The answer must be the full listing, repeated exactly.

== == ==

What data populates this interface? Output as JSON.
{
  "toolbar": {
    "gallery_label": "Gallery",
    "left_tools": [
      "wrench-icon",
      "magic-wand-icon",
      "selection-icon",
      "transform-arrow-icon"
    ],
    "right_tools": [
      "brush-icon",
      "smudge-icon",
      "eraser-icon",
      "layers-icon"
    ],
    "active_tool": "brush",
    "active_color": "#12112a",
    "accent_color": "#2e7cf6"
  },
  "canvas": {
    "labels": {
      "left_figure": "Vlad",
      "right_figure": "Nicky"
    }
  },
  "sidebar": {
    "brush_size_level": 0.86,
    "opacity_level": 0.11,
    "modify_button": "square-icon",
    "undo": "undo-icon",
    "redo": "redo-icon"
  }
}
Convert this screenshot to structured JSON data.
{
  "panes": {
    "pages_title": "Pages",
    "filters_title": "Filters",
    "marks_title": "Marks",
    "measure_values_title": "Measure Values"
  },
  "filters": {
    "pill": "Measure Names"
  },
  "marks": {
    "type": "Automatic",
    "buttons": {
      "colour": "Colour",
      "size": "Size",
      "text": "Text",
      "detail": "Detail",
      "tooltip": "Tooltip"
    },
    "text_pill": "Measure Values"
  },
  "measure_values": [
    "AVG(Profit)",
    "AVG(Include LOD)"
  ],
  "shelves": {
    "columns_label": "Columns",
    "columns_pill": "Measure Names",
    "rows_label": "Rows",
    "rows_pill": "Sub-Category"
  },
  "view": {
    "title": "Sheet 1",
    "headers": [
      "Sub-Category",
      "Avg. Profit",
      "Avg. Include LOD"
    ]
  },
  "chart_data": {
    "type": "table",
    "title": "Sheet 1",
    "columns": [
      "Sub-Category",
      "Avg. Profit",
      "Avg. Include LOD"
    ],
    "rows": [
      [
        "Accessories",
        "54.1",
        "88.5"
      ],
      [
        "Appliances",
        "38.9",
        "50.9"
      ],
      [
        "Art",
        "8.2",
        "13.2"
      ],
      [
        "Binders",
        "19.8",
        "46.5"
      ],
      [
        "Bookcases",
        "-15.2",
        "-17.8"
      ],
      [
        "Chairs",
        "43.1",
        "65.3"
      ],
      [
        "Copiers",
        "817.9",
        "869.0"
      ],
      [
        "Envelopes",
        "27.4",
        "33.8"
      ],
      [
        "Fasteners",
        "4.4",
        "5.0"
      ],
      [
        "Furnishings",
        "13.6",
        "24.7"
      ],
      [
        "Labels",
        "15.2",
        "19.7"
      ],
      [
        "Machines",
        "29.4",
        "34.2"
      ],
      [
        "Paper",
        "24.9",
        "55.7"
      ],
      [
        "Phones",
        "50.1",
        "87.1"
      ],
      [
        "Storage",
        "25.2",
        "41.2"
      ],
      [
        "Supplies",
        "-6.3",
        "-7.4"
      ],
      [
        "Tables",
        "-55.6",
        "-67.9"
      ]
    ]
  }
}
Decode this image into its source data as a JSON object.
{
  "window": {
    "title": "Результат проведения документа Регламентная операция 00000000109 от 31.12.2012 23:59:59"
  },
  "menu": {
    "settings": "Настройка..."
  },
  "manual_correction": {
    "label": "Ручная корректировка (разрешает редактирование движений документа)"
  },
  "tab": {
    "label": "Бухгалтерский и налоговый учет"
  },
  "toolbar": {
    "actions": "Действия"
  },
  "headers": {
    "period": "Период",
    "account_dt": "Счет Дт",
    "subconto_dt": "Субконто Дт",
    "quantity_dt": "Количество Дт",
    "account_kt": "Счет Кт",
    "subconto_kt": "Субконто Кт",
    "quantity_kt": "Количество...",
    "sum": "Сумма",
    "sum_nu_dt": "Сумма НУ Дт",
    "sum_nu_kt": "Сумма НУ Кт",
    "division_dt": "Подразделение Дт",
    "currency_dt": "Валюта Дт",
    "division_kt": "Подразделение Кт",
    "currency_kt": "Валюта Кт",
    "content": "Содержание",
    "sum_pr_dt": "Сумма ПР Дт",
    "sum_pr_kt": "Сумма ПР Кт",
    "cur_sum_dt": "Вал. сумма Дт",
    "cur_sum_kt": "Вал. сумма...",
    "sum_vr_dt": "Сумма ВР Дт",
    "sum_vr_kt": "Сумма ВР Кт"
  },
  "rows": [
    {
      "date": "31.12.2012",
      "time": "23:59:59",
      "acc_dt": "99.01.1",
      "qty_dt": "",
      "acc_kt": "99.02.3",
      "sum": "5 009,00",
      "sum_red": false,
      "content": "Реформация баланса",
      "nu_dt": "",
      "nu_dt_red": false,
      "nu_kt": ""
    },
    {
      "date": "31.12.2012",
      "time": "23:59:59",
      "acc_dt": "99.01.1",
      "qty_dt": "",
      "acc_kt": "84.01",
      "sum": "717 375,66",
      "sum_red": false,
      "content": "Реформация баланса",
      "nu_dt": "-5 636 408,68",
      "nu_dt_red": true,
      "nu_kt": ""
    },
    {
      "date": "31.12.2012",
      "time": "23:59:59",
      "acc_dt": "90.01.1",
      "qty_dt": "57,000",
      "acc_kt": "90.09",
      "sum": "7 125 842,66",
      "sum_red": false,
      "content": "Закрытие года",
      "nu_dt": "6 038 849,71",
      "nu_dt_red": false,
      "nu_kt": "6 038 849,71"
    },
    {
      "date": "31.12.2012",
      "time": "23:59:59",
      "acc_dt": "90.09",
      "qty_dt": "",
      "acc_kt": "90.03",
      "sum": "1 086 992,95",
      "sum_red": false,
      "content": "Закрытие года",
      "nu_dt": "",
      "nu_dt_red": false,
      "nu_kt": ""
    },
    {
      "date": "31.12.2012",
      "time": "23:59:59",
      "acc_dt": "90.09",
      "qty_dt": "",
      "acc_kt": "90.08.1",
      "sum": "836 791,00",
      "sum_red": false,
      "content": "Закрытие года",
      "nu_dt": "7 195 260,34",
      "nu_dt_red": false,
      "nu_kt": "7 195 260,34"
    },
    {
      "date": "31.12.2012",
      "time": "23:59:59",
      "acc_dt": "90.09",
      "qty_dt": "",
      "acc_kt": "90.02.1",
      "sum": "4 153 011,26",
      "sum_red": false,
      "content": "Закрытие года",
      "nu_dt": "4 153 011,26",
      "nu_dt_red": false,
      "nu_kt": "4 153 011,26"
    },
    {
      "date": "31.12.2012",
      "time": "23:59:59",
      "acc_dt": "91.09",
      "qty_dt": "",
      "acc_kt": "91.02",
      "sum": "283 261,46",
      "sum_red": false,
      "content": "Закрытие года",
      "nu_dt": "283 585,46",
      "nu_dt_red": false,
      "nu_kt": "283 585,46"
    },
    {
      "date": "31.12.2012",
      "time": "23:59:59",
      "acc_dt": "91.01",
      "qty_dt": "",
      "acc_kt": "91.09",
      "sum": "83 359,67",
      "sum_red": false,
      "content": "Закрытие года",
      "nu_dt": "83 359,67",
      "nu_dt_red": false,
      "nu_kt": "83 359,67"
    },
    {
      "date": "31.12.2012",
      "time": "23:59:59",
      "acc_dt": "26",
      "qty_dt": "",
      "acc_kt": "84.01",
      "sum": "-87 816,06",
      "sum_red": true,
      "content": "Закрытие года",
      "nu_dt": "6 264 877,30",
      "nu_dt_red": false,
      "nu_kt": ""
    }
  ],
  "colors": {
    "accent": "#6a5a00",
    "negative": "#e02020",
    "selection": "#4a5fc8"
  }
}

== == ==

- Final answer -
What data populates this interface? Output as JSON.
{
  "toolbar": {
    "gallery_label": "Gallery",
    "left_tools": [
      "wrench-icon",
      "magic-wand-icon",
      "selection-icon",
      "transform-arrow-icon"
    ],
    "right_tools": [
      "brush-icon",
      "smudge-icon",
      "eraser-icon",
      "layers-icon"
    ],
    "active_tool": "brush",
    "active_color": "#12112a",
    "accent_color": "#2e7cf6"
  },
  "canvas": {
    "labels": {
      "left_figure": "Vlad",
      "right_figure": "Nicky"
    }
  },
  "sidebar": {
    "brush_size_level": 0.86,
    "opacity_level": 0.11,
    "modify_button": "square-icon",
    "undo": "undo-icon",
    "redo": "redo-icon"
  }
}
Convert this screenshot to structured JSON data.
{
  "panes": {
    "pages_title": "Pages",
    "filters_title": "Filters",
    "marks_title": "Marks",
    "measure_values_title": "Measure Values"
  },
  "filters": {
    "pill": "Measure Names"
  },
  "marks": {
    "type": "Automatic",
    "buttons": {
      "colour": "Colour",
      "size": "Size",
      "text": "Text",
      "detail": "Detail",
      "tooltip": "Tooltip"
    },
    "text_pill": "Measure Values"
  },
  "measure_values": [
    "AVG(Profit)",
    "AVG(Include LOD)"
  ],
  "shelves": {
    "columns_label": "Columns",
    "columns_pill": "Measure Names",
    "rows_label": "Rows",
    "rows_pill": "Sub-Category"
  },
  "view": {
    "title": "Sheet 1",
    "headers": [
      "Sub-Category",
      "Avg. Profit",
      "Avg. Include LOD"
    ]
  },
  "chart_data": {
    "type": "table",
    "title": "Sheet 1",
    "columns": [
      "Sub-Category",
      "Avg. Profit",
      "Avg. Include LOD"
    ],
    "rows": [
      [
        "Accessories",
        "54.1",
        "88.5"
      ],
      [
        "Appliances",
        "38.9",
        "50.9"
      ],
      [
        "Art",
        "8.2",
        "13.2"
      ],
      [
        "Binders",
        "19.8",
        "46.5"
      ],
      [
        "Bookcases",
        "-15.2",
        "-17.8"
      ],
      [
        "Chairs",
        "43.1",
        "65.3"
      ],
      [
        "Copiers",
        "817.9",
        "869.0"
      ],
      [
        "Envelopes",
        "27.4",
        "33.8"
      ],
      [
        "Fasteners",
        "4.4",
        "5.0"
      ],
      [
        "Furnishings",
        "13.6",
        "24.7"
      ],
      [
        "Labels",
        "15.2",
        "19.7"
      ],
      [
        "Machines",
        "29.4",
        "34.2"
      ],
      [
        "Paper",
        "24.9",
        "55.7"
      ],
      [
        "Phones",
        "50.1",
        "87.1"
      ],
      [
        "Storage",
        "25.2",
        "41.2"
      ],
      [
        "Supplies",
        "-6.3",
        "-7.4"
      ],
      [
        "Tables",
        "-55.6",
        "-67.9"
      ]
    ]
  }
}
Decode this image into its source data as a JSON object.
{
  "window": {
    "title": "Результат проведения документа Регламентная операция 00000000109 от 31.12.2012 23:59:59"
  },
  "menu": {
    "settings": "Настройка..."
  },
  "manual_correction": {
    "label": "Ручная корректировка (разрешает редактирование движений документа)"
  },
  "tab": {
    "label": "Бухгалтерский и налоговый учет"
  },
  "toolbar": {
    "actions": "Действия"
  },
  "headers": {
    "period": "Период",
    "account_dt": "Счет Дт",
    "subconto_dt": "Субконто Дт",
    "quantity_dt": "Количество Дт",
    "account_kt": "Счет Кт",
    "subconto_kt": "Субконто Кт",
    "quantity_kt": "Количество...",
    "sum": "Сумма",
    "sum_nu_dt": "Сумма НУ Дт",
    "sum_nu_kt": "Сумма НУ Кт",
    "division_dt": "Подразделение Дт",
    "currency_dt": "Валюта Дт",
    "division_kt": "Подразделение Кт",
    "currency_kt": "Валюта Кт",
    "content": "Содержание",
    "sum_pr_dt": "Сумма ПР Дт",
    "sum_pr_kt": "Сумма ПР Кт",
    "cur_sum_dt": "Вал. сумма Дт",
    "cur_sum_kt": "Вал. сумма...",
    "sum_vr_dt": "Сумма ВР Дт",
    "sum_vr_kt": "Сумма ВР Кт"
  },
  "rows": [
    {
      "date": "31.12.2012",
      "time": "23:59:59",
      "acc_dt": "99.01.1",
      "qty_dt": "",
      "acc_kt": "99.02.3",
      "sum": "5 009,00",
      "sum_red": false,
      "content": "Реформация баланса",
      "nu_dt": "",
      "nu_dt_red": false,
      "nu_kt": ""
    },
    {
      "date": "31.12.2012",
      "time": "23:59:59",
      "acc_dt": "99.01.1",
      "qty_dt": "",
      "acc_kt": "84.01",
      "sum": "717 375,66",
      "sum_red": false,
      "content": "Реформация баланса",
      "nu_dt": "-5 636 408,68",
      "nu_dt_red": true,
      "nu_kt": ""
    },
    {
      "date": "31.12.2012",
      "time": "23:59:59",
      "acc_dt": "90.01.1",
      "qty_dt": "57,000",
      "acc_kt": "90.09",
      "sum": "7 125 842,66",
      "sum_red": false,
      "content": "Закрытие года",
      "nu_dt": "6 038 849,71",
      "nu_dt_red": false,
      "nu_kt": "6 038 849,71"
    },
    {
      "date": "31.12.2012",
      "time": "23:59:59",
      "acc_dt": "90.09",
      "qty_dt": "",
      "acc_kt": "90.03",
      "sum": "1 086 992,95",
      "sum_red": false,
      "content": "Закрытие года",
      "nu_dt": "",
      "nu_dt_red": false,
      "nu_kt": ""
    },
    {
      "date": "31.12.2012",
      "time": "23:59:59",
      "acc_dt": "90.09",
      "qty_dt": "",
      "acc_kt": "90.08.1",
      "sum": "836 791,00",
      "sum_red": false,
      "content": "Закрытие года",
      "nu_dt": "7 195 260,34",
      "nu_dt_red": false,
      "nu_kt": "7 195 260,34"
    },
    {
      "date": "31.12.2012",
      "time": "23:59:59",
      "acc_dt": "90.09",
      "qty_dt": "",
      "acc_kt": "90.02.1",
      "sum": "4 153 011,26",
      "sum_red": false,
      "content": "Закрытие года",
      "nu_dt": "4 153 011,26",
      "nu_dt_red": false,
      "nu_kt": "4 153 011,26"
    },
    {
      "date": "31.12.2012",
      "time": "23:59:59",
      "acc_dt": "91.09",
      "qty_dt": "",
      "acc_kt": "91.02",
      "sum": "283 261,46",
      "sum_red": false,
      "content": "Закрытие года",
      "nu_dt": "283 585,46",
      "nu_dt_red": false,
      "nu_kt": "283 585,46"
    },
    {
      "date": "31.12.2012",
      "time": "23:59:59",
      "acc_dt": "91.01",
      "qty_dt": "",
      "acc_kt": "91.09",
      "sum": "83 359,67",
      "sum_red": false,
      "content": "Закрытие года",
      "nu_dt": "83 359,67",
      "nu_dt_red": false,
      "nu_kt": "83 359,67"
    },
    {
      "date": "31.12.2012",
      "time": "23:59:59",
      "acc_dt": "26",
      "qty_dt": "",
      "acc_kt": "84.01",
      "sum": "-87 816,06",
      "sum_red": true,
      "content": "Закрытие года",
      "nu_dt": "6 264 877,30",
      "nu_dt_red": false,
      "nu_kt": ""
    }
  ],
  "colors": {
    "accent": "#6a5a00",
    "negative": "#e02020",
    "selection": "#4a5fc8"
  }
}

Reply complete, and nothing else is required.